Jan 09, 1998

Washington, D.C. -- The Christian Coalition's reported interest in giving up its current tax-exempt status and starting a political action committee shows that legal pressures from government agencies and watchdog groups are finally taking their toll.

That's the view of Americans United for Separation of Church and State, a national church-state watchdog organization that has exposed the partisan political activities of the Coalition since TV preacher Pat Robertson founded it in 1989.

Said Americans United Executive Director Barry W. Lynn, "The evidence of the Christian Coalition's partisan politicking is now so overwhelming that even Pat Robertson knows he can't keep up the charade of non-partisanship any longer. It's long past time for Robertson to confess to his political sin of abusing his tax-exempt status."

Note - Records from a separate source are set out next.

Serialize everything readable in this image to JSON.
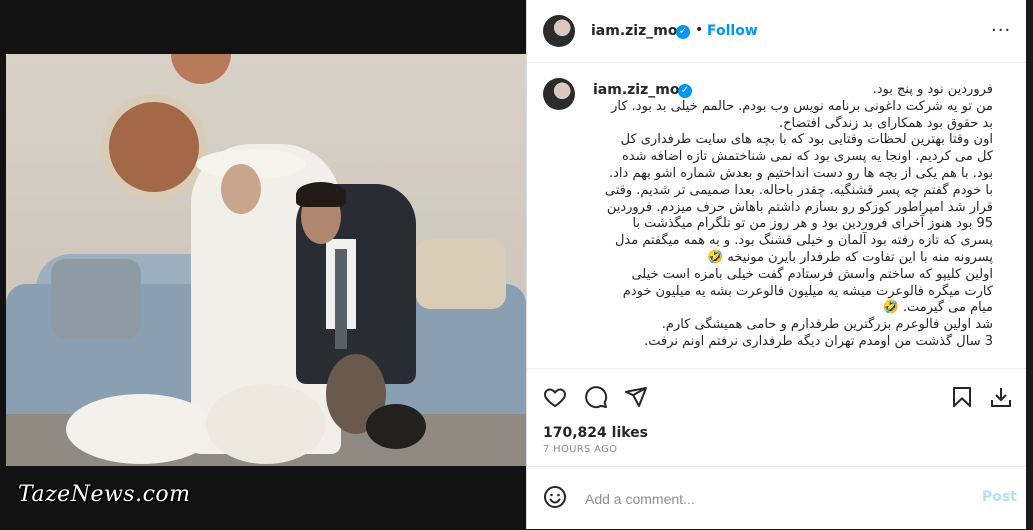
{
  "watermark": "TazeNews.com",
  "post": {
    "author": "iam.ziz_mou",
    "follow_label": "Follow",
    "separator": "•",
    "more_label": "···",
    "caption_lines": [
      "فروردین نود و پنج بود.",
      "من تو یه شرکت داغونی برنامه نویس وب بودم. حالمم خیلی بد بود. کار",
      "بد حقوق بود همکارای بد زندگی افتضاح.",
      "اون وقتا بهترین لحظات وقتایی بود که با بچه های سایت طرفداری کل",
      "کل می کردیم. اونجا یه پسری بود که نمی شناختمش تازه اضافه شده",
      "بود. با هم یکی از بچه ها رو دست انداختیم و بعدش شماره اشو بهم داد.",
      "با خودم گفتم چه پسر قشنگیه. چقدر باحاله. بعدا صمیمی تر شدیم. وقتی",
      "قرار شد امپراطور کوزکو رو بسازم داشتم باهاش حرف میزدم. فروردین",
      "95 بود هنوز آخرای فروردین بود و هر روز من تو تلگرام میگذشت با",
      "پسری که تازه رفته بود آلمان و خیلی قشنگ بود. و به همه میگفتم مدل",
      "پسرونه منه با این تفاوت که طرفدار بایرن مونیخه 🤣",
      "اولین کلیپو که ساختم واسش فرستادم گفت خیلی بامزه است خیلی",
      "کارت میگره فالوعرت میشه یه میلیون فالوعرت بشه یه میلیون خودم",
      "میام می گیرمت. 🤣",
      "شد اولین فالوعرم بزرگترین طرفدارم و حامی همیشگی کارم.",
      "3 سال گذشت من اومدم تهران دیگه طرفداری نرفتم اونم نرفت."
    ],
    "likes": "170,824 likes",
    "time": "7 HOURS AGO",
    "comment_placeholder": "Add a comment...",
    "post_label": "Post"
  },
  "icons": {
    "verified": "verified-badge-icon",
    "like": "heart-icon",
    "comment": "comment-icon",
    "share": "send-icon",
    "save": "bookmark-icon",
    "download": "download-icon",
    "emoji": "emoji-icon"
  },
  "colors": {
    "accent": "#0095f6",
    "post_disabled": "#b2dffc",
    "text": "#262626",
    "muted": "#8e8e8e"
  }
}
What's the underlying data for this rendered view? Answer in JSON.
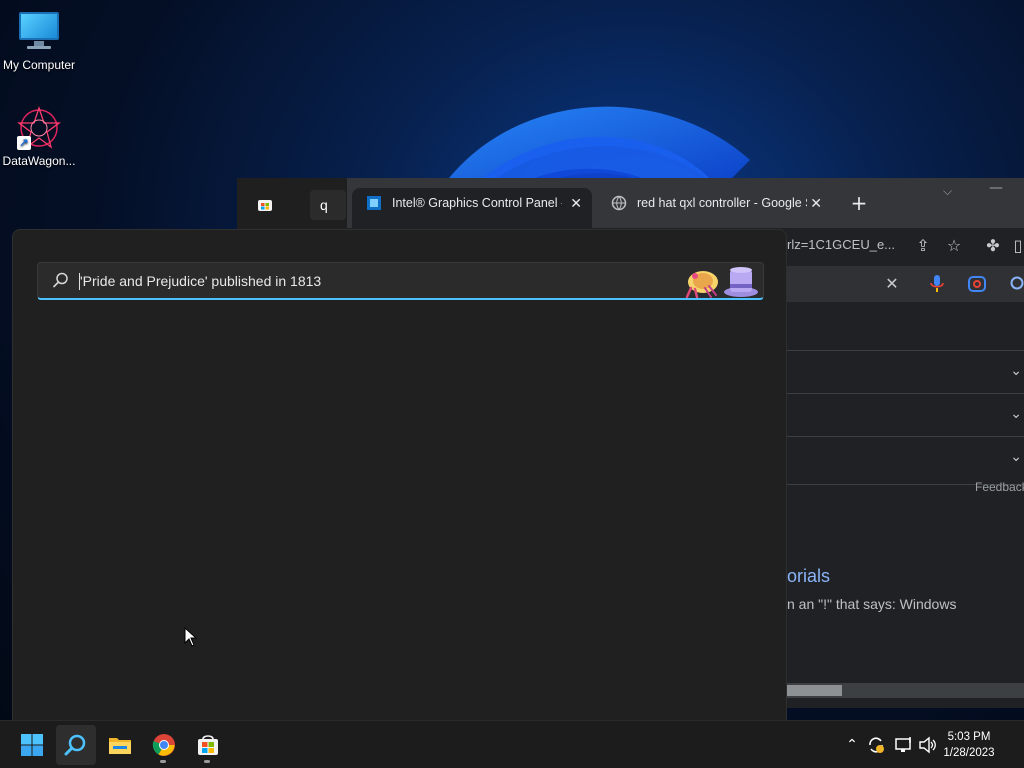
{
  "desktop": {
    "icons": [
      {
        "label": "My Computer"
      },
      {
        "label": "DataWagon..."
      }
    ]
  },
  "browser": {
    "store_tab_label": "q",
    "tabs": [
      {
        "label": "Intel® Graphics Control Panel - M"
      },
      {
        "label": "red hat qxl controller - Google Se"
      }
    ],
    "url_tail": "rlz=1C1GCEU_e...",
    "feedback": "Feedback",
    "result_title": "orials",
    "result_snippet": "n an \"!\" that says: Windows"
  },
  "search": {
    "value": "'Pride and Prejudice' published in 1813",
    "accent": "#4cc2ff"
  },
  "taskbar": {
    "apps": [
      "start-icon",
      "search-icon",
      "file-explorer-icon",
      "chrome-icon",
      "store-icon"
    ],
    "time": "5:03 PM",
    "date": "1/28/2023"
  }
}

Last September, Americans United made public a tape of a Robertson speech to Coalition state leaders in which he compared the group to Tammany Hall and other notorious political machines of American history.

Robertson also took credit for electing the Republican majority in Congress in 1994, urged Coalition activists to skirt the law and unite behind a single Republican nominee in the 2000 GOP presidential primary and derided Democratic chances to win the next race for the White House. (For a text of Robertson's remarks, contact Americans United.)

Americans United sent copies of the Robertson speech to the Internal Revenue Service and the Federal Election Commission, two federal agencies that are examining the Coalition's activities. The Coalition has operated under a 501(c)4 tax-exempt status since its founding, but the IRS has declined to make that status permanent and an audit has been ongoing. The FEC has filed suit against the Coalition for illegal political endeavors on behalf of Republican candidates for office.

Said Americans United's Lynn, "Even if the Coalition admits its partisan character today, it still needs to pay back taxes for the many years it flouted its tax-exempt status. Repentance is good for the soul, but restitution still needs to be made. The IRS and the courts need to see that this takes place."